But the largest chunk of his book is devoted to a description of the many different English bibles. He notes how Jewishness was drained out of the good book - the word 'Rabbi' is usually rendered in English as 'Master' - and pounces on the prevailing political and religious motives that drove the early interpreters. This is part of a larger argument in favour of perpetual translation, and while we might expect him to favour this, it does lead to a satisfying view of translators as performers - as actors or conductors, repeatedly staging fresh adaptations of original texts.

Sometimes, of course, the results have a certain comic charm. Eskimos do not, understandably, have a word for lamb, so the Eskimo version of the Bible talks of Jesus as the 'Seal of God'. Poland, apparently, has never had anything resembling a whaling industry, which means that the Polish version of Moby Dick is one of the most remarkable and mysterious books in any language. But at other times the results are just plain distressing. As an example of how translations that claim to be faithful to the letter of the law end up betraying its spirit, Barnstone cites the following extract from the Gospel according to St John, as found in the British and Foreign Bible Society in 1959:

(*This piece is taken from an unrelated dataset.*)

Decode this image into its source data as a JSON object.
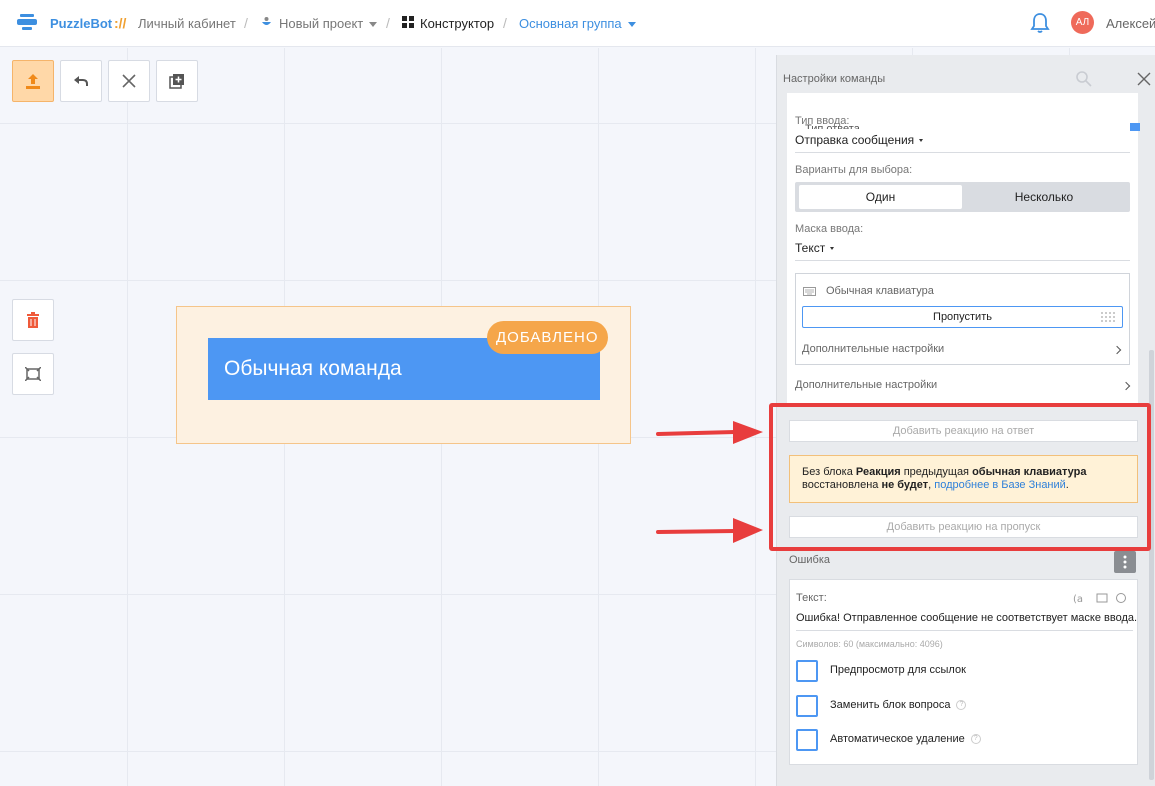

'In the beginning was the Word, and the Word was towards the God, and God was the Word. This was in beginning towards the God. Everything through him became, and apart-from-him became not-even-one-thing. What has-become in him life was, and the life was the light of the men. And the light in the darkness shines, and the darkness it not overcame.'

Now that really is unattractive. But the same could not be said of The Year of the Death of Ricardo Reis, by Jose Saramago, translated by Giovanni Pontiero, which was last night presented with this year's Independent Award for Foreign Fiction. A sustained and spirited description of a strange man at large on the streets of Lisbon, full of small twists, it is what one of the judges (Michael Wood) called in a review: 'funny, capacious and threatening'. It is a book that easily stands alongside the two previous winners of the award (the prize is yet young): Milan Kundera and Simon Leys ..ETHER write errorTX.- At any rate, they are pleased in Lisbon. The President of Portugal made a radio statement congratulating Jose Saramago. Difficult to imagine John Major making - how should we put it - such a worthy and unattractive gesture.